Constance and Merricat keep most of their money in their father’s safe, which sits in his study. Their father was very good at managing money, and Charles, like their father, fixates on the safe as the ultimate object of his desire. In contrast to their male relatives, Merricat and Constance completely disregard the value of money, seeming confused by Charles’s obsession with it. They generally use money only to buy groceries, and after the fire, they don’t use money at all, since they depend entirely on their vegetable garden and the food that the villagers leave for them.

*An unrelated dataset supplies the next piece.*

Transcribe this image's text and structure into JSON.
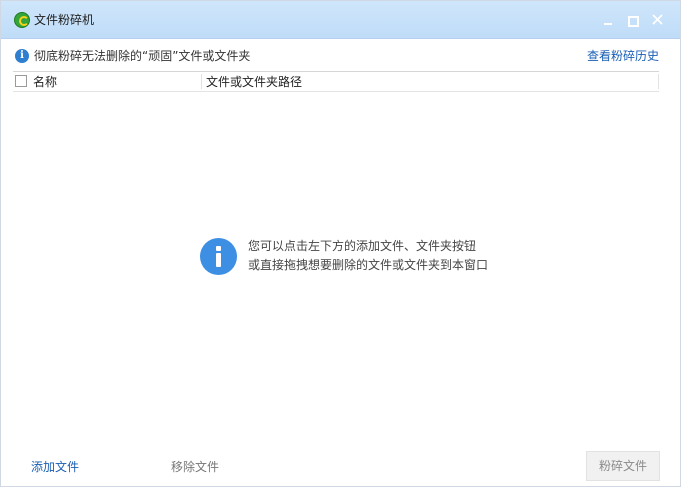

The safe can be said to represent the male Blackwood lineage of wealth and social status, as well as the broader capitalist patriarchy of America. By repudiating the need for money and happily removing themselves from participation in capitalism, Merricat and Constance deal a blow to this institution which is so often viewed as essential. Notably, the safe remains in their house despite the best efforts of Charles and the villagers to remove it. Thus, the sisters distance themselves from money not because they don’t have access to it—they do—but because they simply see no need for it. Furthermore, if Blackwood masculinity depends largely on wealth and others’ recognition of it, Merricat and Constance destroy the oppressive Blackwood men not only by killing or rejecting them, but also by ignoring the material riches they left behind and thus banishing them to irrelevance.